Problem description - Beginning with the first line, return the material verbatim and without pictures.

Records provided -
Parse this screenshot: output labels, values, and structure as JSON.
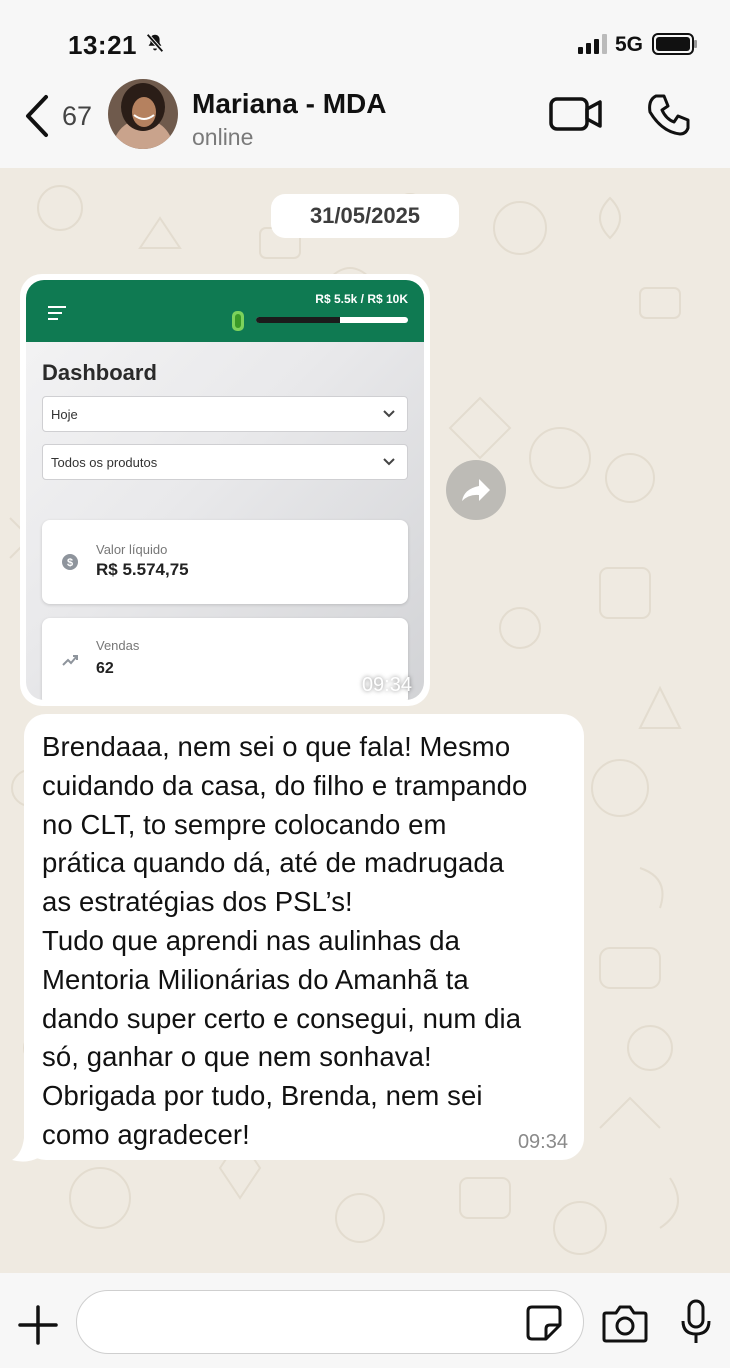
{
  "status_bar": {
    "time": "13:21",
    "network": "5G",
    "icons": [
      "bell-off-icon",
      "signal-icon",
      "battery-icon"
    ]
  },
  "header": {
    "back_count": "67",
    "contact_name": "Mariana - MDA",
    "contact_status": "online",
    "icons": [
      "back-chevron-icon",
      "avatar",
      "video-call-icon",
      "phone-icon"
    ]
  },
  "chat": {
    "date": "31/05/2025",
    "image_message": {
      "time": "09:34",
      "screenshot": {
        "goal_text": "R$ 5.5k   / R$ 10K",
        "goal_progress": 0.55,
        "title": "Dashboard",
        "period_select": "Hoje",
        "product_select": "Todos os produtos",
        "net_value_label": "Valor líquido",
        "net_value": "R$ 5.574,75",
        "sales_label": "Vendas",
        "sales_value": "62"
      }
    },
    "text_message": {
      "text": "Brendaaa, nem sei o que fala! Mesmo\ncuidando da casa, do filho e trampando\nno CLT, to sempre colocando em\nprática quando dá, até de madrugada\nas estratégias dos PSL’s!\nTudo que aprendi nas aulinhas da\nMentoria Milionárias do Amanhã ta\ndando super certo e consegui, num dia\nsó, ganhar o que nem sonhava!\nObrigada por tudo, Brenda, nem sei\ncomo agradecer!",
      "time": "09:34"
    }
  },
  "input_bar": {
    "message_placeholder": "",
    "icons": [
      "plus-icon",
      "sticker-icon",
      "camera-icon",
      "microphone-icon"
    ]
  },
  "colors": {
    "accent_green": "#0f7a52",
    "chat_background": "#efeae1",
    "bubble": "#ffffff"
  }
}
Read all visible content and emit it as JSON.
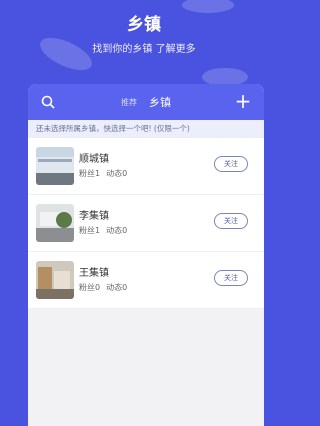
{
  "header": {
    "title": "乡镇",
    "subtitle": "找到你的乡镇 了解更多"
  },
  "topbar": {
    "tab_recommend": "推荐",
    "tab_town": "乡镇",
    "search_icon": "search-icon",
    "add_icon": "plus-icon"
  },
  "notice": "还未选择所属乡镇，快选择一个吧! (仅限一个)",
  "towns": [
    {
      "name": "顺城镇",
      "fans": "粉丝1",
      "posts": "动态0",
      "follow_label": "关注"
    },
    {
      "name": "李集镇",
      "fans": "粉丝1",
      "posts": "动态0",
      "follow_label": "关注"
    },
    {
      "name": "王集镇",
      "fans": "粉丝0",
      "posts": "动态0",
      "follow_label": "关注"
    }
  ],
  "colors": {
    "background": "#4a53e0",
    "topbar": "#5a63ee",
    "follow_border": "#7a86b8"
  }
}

Answer to this task -
Parse this screenshot: output labels, values, and structure as JSON.
{
  "status_bar": {
    "time": "13:21",
    "network": "5G",
    "icons": [
      "bell-off-icon",
      "signal-icon",
      "battery-icon"
    ]
  },
  "header": {
    "back_count": "67",
    "contact_name": "Mariana - MDA",
    "contact_status": "online",
    "icons": [
      "back-chevron-icon",
      "avatar",
      "video-call-icon",
      "phone-icon"
    ]
  },
  "chat": {
    "date": "31/05/2025",
    "image_message": {
      "time": "09:34",
      "screenshot": {
        "goal_text": "R$ 5.5k   / R$ 10K",
        "goal_progress": 0.55,
        "title": "Dashboard",
        "period_select": "Hoje",
        "product_select": "Todos os produtos",
        "net_value_label": "Valor líquido",
        "net_value": "R$ 5.574,75",
        "sales_label": "Vendas",
        "sales_value": "62"
      }
    },
    "text_message": {
      "text": "Brendaaa, nem sei o que fala! Mesmo\ncuidando da casa, do filho e trampando\nno CLT, to sempre colocando em\nprática quando dá, até de madrugada\nas estratégias dos PSL’s!\nTudo que aprendi nas aulinhas da\nMentoria Milionárias do Amanhã ta\ndando super certo e consegui, num dia\nsó, ganhar o que nem sonhava!\nObrigada por tudo, Brenda, nem sei\ncomo agradecer!",
      "time": "09:34"
    }
  },
  "input_bar": {
    "message_placeholder": "",
    "icons": [
      "plus-icon",
      "sticker-icon",
      "camera-icon",
      "microphone-icon"
    ]
  },
  "colors": {
    "accent_green": "#0f7a52",
    "chat_background": "#efeae1",
    "bubble": "#ffffff"
  }
}
Read all visible content and emit it as JSON.
{
  "header": {
    "title": "乡镇",
    "subtitle": "找到你的乡镇 了解更多"
  },
  "topbar": {
    "tab_recommend": "推荐",
    "tab_town": "乡镇",
    "search_icon": "search-icon",
    "add_icon": "plus-icon"
  },
  "notice": "还未选择所属乡镇，快选择一个吧! (仅限一个)",
  "towns": [
    {
      "name": "顺城镇",
      "fans": "粉丝1",
      "posts": "动态0",
      "follow_label": "关注"
    },
    {
      "name": "李集镇",
      "fans": "粉丝1",
      "posts": "动态0",
      "follow_label": "关注"
    },
    {
      "name": "王集镇",
      "fans": "粉丝0",
      "posts": "动态0",
      "follow_label": "关注"
    }
  ],
  "colors": {
    "background": "#4a53e0",
    "topbar": "#5a63ee",
    "follow_border": "#7a86b8"
  }
}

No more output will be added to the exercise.